You don't need to do anything special to prepare! You have been implementing and overseeing civil rights requirements in your department all year long, and the compliance review is a chance for CRB to see what a great job you've done. It's also a chance for you to ask questions about those issues that may seem particularly troublesome, and to receive first-hand technical assistance on those tricky aspects of civil rights compliance. If you have further concerns, please be sure to call your CRB analyst.
Several weeks before your compliance review, your CRB analyst will get in touch with you to make arrangements for the compliance review visit, including arranging case reviews, program manager surveys, facility disability access inspections, contracts review, reconciling your discrimination complaint log with our state log, and interviews with some public contact staff.
This is a review conducted outside of the mandated frequency schedule, generally unannounced, to follow up on the compliance review corrective action plan, checking to ensure corrections were made in accordance with the corrective action plan. Repeat findings (from prior reviews) reported in the regular compliance reviews and/or a large number of corrective actions needed as a result of a current review are the main reasons for a monitoring review. Division 21-201.32 explains more detail about these special reviews.
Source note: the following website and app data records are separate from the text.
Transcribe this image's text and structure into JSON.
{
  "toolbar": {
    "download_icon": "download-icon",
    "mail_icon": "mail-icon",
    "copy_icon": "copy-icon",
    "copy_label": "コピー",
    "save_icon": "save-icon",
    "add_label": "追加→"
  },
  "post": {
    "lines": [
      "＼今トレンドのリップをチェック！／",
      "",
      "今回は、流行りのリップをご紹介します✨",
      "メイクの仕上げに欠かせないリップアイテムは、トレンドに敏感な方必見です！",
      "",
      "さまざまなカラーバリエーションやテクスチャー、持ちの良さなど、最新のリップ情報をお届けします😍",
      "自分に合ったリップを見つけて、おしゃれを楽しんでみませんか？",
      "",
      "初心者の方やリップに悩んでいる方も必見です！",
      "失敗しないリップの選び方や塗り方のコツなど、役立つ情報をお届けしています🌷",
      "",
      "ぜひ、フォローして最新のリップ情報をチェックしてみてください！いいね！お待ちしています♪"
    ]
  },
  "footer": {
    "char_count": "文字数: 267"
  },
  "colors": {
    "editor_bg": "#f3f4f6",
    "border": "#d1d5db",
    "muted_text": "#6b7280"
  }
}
You may order posters and Pub 13's by contacting the Civil Rights Bureau at (916) 654-2107, or by e-mail at email@example.com .